In addition to developing adaptable skills, it’s essential to have a strategic outlook on your career. Here are some strategies to consider:
Commit to lifelong learning. Stay updated on industry trends, take courses, attend seminars, and read relevant literature. The more you know, the more adaptable you become.
Diversify Your Skillset:
Don’t limit yourself to one skill or field. continuously expanding your knowledge and abilities, both within your field and beyond. In today’s job market, employers are looking for versatile individuals who can adapt to new situations and take on a variety of tasks. This doesn’t mean that you have to be an expert in every aspect of your industry. Instead, focus on developing a few complementary skills that can enhance your overall value as an employee. For example, if you’re in marketing, consider taking courses in data analysis or graphic design. This will not only make you more versatile but also show your commitment to continuous learning and self-improvement. This diversification can open up new opportunities during crises.
Building a strong professional network can provide support and open doors when you need it most. Cultivate relationships within and outside your industry.
Save and invest wisely to create a financial safety net. Having a buffer can reduce the financial stress that often accompanies career disruptions.
Understand that setbacks are part of the journey. Develop resilience to bounce back from failures and setbacks stronger than before.
Crisis-proofing your career is not about eliminating uncertainty entirely. It’s about building a strong foundation that can withstand the storms. In a world where change is the only constant, adaptability and strategic thinking are your best allies.

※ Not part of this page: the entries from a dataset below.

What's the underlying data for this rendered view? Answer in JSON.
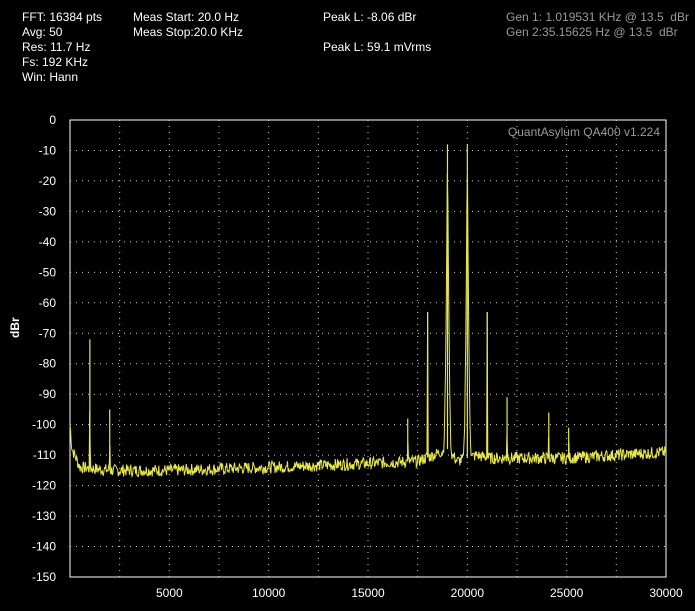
{
  "readouts": {
    "fft": "FFT: 16384 pts",
    "avg": "Avg: 50",
    "res": "Res: 11.7 Hz",
    "fs": "Fs: 192 KHz",
    "win": "Win: Hann",
    "meas_start": "Meas Start: 20.0 Hz",
    "meas_stop": "Meas Stop:20.0 KHz",
    "peak_l_dbr": "Peak L: -8.06 dBr",
    "peak_l_mvrms": "Peak L: 59.1 mVrms",
    "gen1": "Gen 1: 1.019531 KHz @ 13.5  dBr",
    "gen2": "Gen 2:35.15625 Hz @ 13.5  dBr"
  },
  "chart_data": {
    "type": "line",
    "watermark": "QuantAsylum QA400 v1.224",
    "ylabel": "dBr",
    "xlabel": "",
    "xlim": [
      0,
      30000
    ],
    "ylim": [
      -150,
      0
    ],
    "x_ticks": [
      "5000",
      "10000",
      "15000",
      "20000",
      "25000",
      "30000"
    ],
    "y_ticks": [
      "0",
      "-10",
      "-20",
      "-30",
      "-40",
      "-50",
      "-60",
      "-70",
      "-80",
      "-90",
      "-100",
      "-110",
      "-120",
      "-130",
      "-140",
      "-150"
    ],
    "grid": true,
    "line_color": "#e8e84a",
    "series": [
      {
        "noise_floor": [
          [
            0,
            -100
          ],
          [
            100,
            -108
          ],
          [
            500,
            -114
          ],
          [
            2000,
            -115
          ],
          [
            5000,
            -115
          ],
          [
            10000,
            -114
          ],
          [
            14000,
            -113
          ],
          [
            17500,
            -112
          ],
          [
            18300,
            -110
          ],
          [
            19000,
            -108
          ],
          [
            19500,
            -112
          ],
          [
            20500,
            -110
          ],
          [
            21000,
            -111
          ],
          [
            25000,
            -111
          ],
          [
            30000,
            -109
          ]
        ],
        "peaks": [
          [
            1000,
            -72
          ],
          [
            2000,
            -95
          ],
          [
            17000,
            -98
          ],
          [
            18000,
            -63
          ],
          [
            19000,
            -8
          ],
          [
            20000,
            -8
          ],
          [
            21000,
            -63
          ],
          [
            22000,
            -91
          ],
          [
            24100,
            -96
          ],
          [
            25100,
            -101
          ]
        ]
      }
    ]
  }
}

In turbulent times, crisis-proofing your career is a necessity. Adaptable skills and strategic foresight are the cornerstones of career resilience. By continuously developing your skills, diversifying your knowledge, and preparing for the unexpected, you can navigate the uncertainties of the job market with confidence. Remember, the ability to adapt and thrive in crisis is what sets apart those who merely survive from those who truly succeed in their careers.